What factors are important in high school counsellors' engagement with Muslim students and their families? : a thesis presented for the partial fulfilment for the requirements of Master of Educational Psychology, Massey University, Albany, New Zealand
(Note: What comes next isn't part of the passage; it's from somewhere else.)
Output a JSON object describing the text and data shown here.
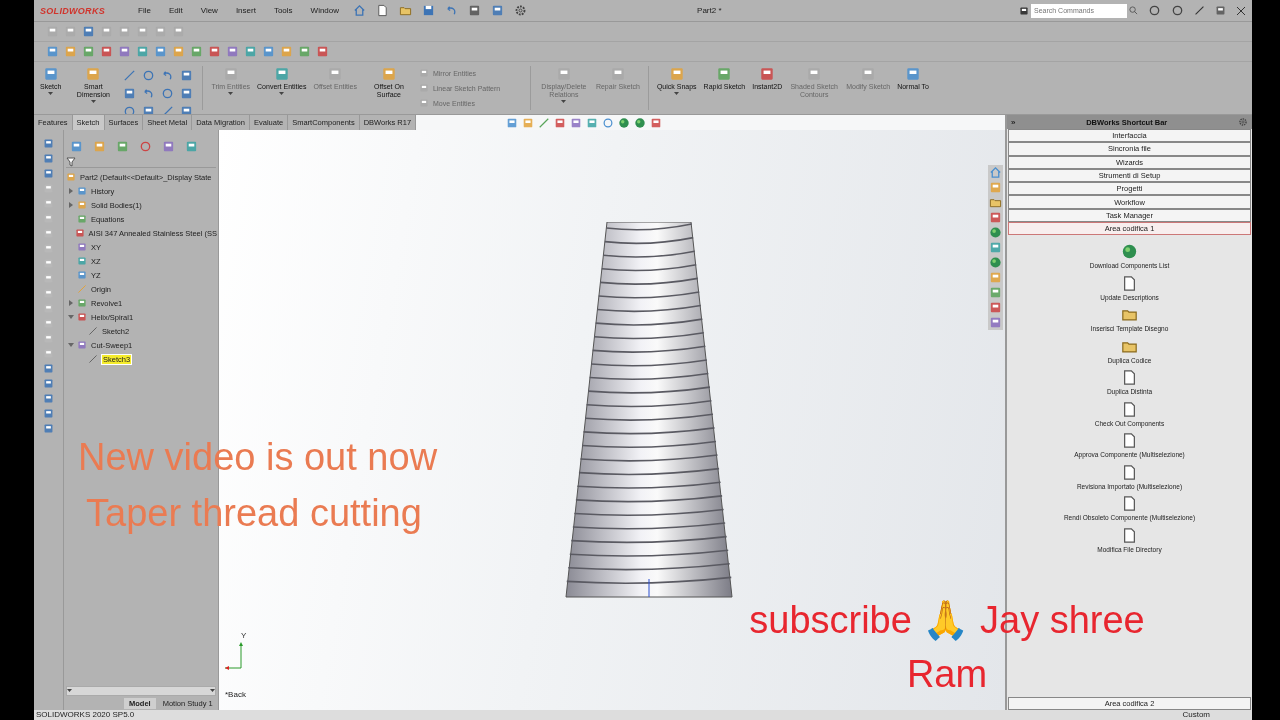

This qualitative exploratory study investigated the perceptions of high school counsellors of their knowledge about Muslim culture and practices and the methods that could be used to improve counselling services for Muslim students. Muslims are the most rapidly growing religious group in New Zealand and comprise approximately 1% of the population. School counsellors play an important role in helping Muslim students integrate into New Zealand society. The research used a focus group approach to collect data from counsellors at two schools in Auckland in two focus group sessions. The data from the focus groups were analyzed using thematic analysis to identify the themes and patterns discussed by the focus group participants. The findings of the study identified the types of knowledge that school counsellors are seeking about their Muslim students. Some of the main areas of perceived needs were specific cultural knowledge about the countries of origin of Muslim students, information about refugee Muslims, and greater understanding of Muslim culture to understand intergenerational conflict. The findings also indicated that counsellors were seeking specific skills they believed would help them provide more effective counselling services to Muslim students. Some of the skills were methods for dealing with personal beliefs about Muslims, methods to help students mediate between traditional Muslim culture and New Zealand culture, and approaches to culturally appropriate interactions with family members. The findings of the study also identified various methods to assist school counsellors in obtaining knowledge about Muslims and applying culturally appropriate skills with Muslim students. Some of these methods included continuing education, contact with the Muslim community, and adaptation of the ka awatea model of Maori student success for use with Muslim students.